## Aim of the exercise
Your answer must be an exact copy of all the entries.

## Source data
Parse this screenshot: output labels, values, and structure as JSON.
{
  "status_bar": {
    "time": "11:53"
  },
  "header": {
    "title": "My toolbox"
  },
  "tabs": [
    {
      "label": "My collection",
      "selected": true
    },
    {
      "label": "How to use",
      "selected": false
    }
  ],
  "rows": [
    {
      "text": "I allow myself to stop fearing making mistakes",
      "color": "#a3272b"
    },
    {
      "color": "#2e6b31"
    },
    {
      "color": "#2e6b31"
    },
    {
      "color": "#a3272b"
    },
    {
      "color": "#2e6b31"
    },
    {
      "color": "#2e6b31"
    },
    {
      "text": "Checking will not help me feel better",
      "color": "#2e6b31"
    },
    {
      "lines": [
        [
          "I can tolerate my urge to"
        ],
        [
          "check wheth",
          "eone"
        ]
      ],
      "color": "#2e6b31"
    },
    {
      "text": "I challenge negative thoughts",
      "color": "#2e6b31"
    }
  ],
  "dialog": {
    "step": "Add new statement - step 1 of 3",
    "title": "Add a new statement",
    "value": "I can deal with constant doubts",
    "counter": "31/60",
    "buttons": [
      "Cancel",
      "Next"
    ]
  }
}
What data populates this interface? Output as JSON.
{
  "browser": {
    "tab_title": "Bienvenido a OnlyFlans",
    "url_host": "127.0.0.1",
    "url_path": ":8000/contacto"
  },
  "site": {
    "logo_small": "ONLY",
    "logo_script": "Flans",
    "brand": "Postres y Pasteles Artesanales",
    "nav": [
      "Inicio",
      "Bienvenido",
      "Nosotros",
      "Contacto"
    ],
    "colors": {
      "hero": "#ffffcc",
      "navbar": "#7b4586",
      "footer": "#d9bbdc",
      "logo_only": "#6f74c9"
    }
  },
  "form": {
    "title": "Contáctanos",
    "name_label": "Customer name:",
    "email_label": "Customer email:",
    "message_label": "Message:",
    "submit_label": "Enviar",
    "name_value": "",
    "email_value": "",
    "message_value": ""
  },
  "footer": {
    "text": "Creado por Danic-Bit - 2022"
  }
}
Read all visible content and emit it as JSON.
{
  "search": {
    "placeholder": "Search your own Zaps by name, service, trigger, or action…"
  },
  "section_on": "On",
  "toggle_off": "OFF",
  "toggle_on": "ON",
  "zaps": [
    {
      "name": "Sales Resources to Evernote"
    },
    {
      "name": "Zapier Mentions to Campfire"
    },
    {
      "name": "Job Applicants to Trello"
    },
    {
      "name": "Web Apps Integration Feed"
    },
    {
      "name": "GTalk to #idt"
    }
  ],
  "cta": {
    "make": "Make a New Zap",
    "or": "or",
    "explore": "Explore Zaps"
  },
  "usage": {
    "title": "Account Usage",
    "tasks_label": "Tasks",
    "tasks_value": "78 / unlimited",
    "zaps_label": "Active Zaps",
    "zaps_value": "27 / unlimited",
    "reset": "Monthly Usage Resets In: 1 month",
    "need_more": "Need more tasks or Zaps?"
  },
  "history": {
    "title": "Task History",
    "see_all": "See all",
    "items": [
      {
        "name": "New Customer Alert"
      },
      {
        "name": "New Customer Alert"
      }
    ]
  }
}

## Solution for this problem
Parse this screenshot: output labels, values, and structure as JSON.
{
  "status_bar": {
    "time": "11:53"
  },
  "header": {
    "title": "My toolbox"
  },
  "tabs": [
    {
      "label": "My collection",
      "selected": true
    },
    {
      "label": "How to use",
      "selected": false
    }
  ],
  "rows": [
    {
      "text": "I allow myself to stop fearing making mistakes",
      "color": "#a3272b"
    },
    {
      "color": "#2e6b31"
    },
    {
      "color": "#2e6b31"
    },
    {
      "color": "#a3272b"
    },
    {
      "color": "#2e6b31"
    },
    {
      "color": "#2e6b31"
    },
    {
      "text": "Checking will not help me feel better",
      "color": "#2e6b31"
    },
    {
      "lines": [
        [
          "I can tolerate my urge to"
        ],
        [
          "check wheth",
          "eone"
        ]
      ],
      "color": "#2e6b31"
    },
    {
      "text": "I challenge negative thoughts",
      "color": "#2e6b31"
    }
  ],
  "dialog": {
    "step": "Add new statement - step 1 of 3",
    "title": "Add a new statement",
    "value": "I can deal with constant doubts",
    "counter": "31/60",
    "buttons": [
      "Cancel",
      "Next"
    ]
  }
}
What data populates this interface? Output as JSON.
{
  "browser": {
    "tab_title": "Bienvenido a OnlyFlans",
    "url_host": "127.0.0.1",
    "url_path": ":8000/contacto"
  },
  "site": {
    "logo_small": "ONLY",
    "logo_script": "Flans",
    "brand": "Postres y Pasteles Artesanales",
    "nav": [
      "Inicio",
      "Bienvenido",
      "Nosotros",
      "Contacto"
    ],
    "colors": {
      "hero": "#ffffcc",
      "navbar": "#7b4586",
      "footer": "#d9bbdc",
      "logo_only": "#6f74c9"
    }
  },
  "form": {
    "title": "Contáctanos",
    "name_label": "Customer name:",
    "email_label": "Customer email:",
    "message_label": "Message:",
    "submit_label": "Enviar",
    "name_value": "",
    "email_value": "",
    "message_value": ""
  },
  "footer": {
    "text": "Creado por Danic-Bit - 2022"
  }
}
Read all visible content and emit it as JSON.
{
  "search": {
    "placeholder": "Search your own Zaps by name, service, trigger, or action…"
  },
  "section_on": "On",
  "toggle_off": "OFF",
  "toggle_on": "ON",
  "zaps": [
    {
      "name": "Sales Resources to Evernote"
    },
    {
      "name": "Zapier Mentions to Campfire"
    },
    {
      "name": "Job Applicants to Trello"
    },
    {
      "name": "Web Apps Integration Feed"
    },
    {
      "name": "GTalk to #idt"
    }
  ],
  "cta": {
    "make": "Make a New Zap",
    "or": "or",
    "explore": "Explore Zaps"
  },
  "usage": {
    "title": "Account Usage",
    "tasks_label": "Tasks",
    "tasks_value": "78 / unlimited",
    "zaps_label": "Active Zaps",
    "zaps_value": "27 / unlimited",
    "reset": "Monthly Usage Resets In: 1 month",
    "need_more": "Need more tasks or Zaps?"
  },
  "history": {
    "title": "Task History",
    "see_all": "See all",
    "items": [
      {
        "name": "New Customer Alert"
      },
      {
        "name": "New Customer Alert"
      }
    ]
  }
}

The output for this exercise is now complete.